◆ **Exercise aim**: Please set down each line of the material exactly.

◆ **Data to examine**:
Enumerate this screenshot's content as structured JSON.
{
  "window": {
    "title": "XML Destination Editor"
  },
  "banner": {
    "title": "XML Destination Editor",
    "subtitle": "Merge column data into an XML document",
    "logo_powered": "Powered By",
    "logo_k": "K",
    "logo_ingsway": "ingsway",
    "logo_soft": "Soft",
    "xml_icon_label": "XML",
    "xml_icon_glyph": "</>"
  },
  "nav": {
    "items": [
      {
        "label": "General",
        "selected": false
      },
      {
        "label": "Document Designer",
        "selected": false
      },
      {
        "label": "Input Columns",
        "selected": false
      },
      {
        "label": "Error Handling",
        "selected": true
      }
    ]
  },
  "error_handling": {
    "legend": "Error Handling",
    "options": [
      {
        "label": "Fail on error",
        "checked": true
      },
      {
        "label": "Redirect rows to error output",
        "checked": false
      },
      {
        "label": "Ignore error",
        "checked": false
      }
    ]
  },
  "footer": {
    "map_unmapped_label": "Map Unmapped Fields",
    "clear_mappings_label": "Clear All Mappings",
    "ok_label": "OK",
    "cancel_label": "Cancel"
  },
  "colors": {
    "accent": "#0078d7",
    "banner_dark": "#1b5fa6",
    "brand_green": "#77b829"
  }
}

◆ **Answer to this exercise**:
Enumerate this screenshot's content as structured JSON.
{
  "window": {
    "title": "XML Destination Editor"
  },
  "banner": {
    "title": "XML Destination Editor",
    "subtitle": "Merge column data into an XML document",
    "logo_powered": "Powered By",
    "logo_k": "K",
    "logo_ingsway": "ingsway",
    "logo_soft": "Soft",
    "xml_icon_label": "XML",
    "xml_icon_glyph": "</>"
  },
  "nav": {
    "items": [
      {
        "label": "General",
        "selected": false
      },
      {
        "label": "Document Designer",
        "selected": false
      },
      {
        "label": "Input Columns",
        "selected": false
      },
      {
        "label": "Error Handling",
        "selected": true
      }
    ]
  },
  "error_handling": {
    "legend": "Error Handling",
    "options": [
      {
        "label": "Fail on error",
        "checked": true
      },
      {
        "label": "Redirect rows to error output",
        "checked": false
      },
      {
        "label": "Ignore error",
        "checked": false
      }
    ]
  },
  "footer": {
    "map_unmapped_label": "Map Unmapped Fields",
    "clear_mappings_label": "Clear All Mappings",
    "ok_label": "OK",
    "cancel_label": "Cancel"
  },
  "colors": {
    "accent": "#0078d7",
    "banner_dark": "#1b5fa6",
    "brand_green": "#77b829"
  }
}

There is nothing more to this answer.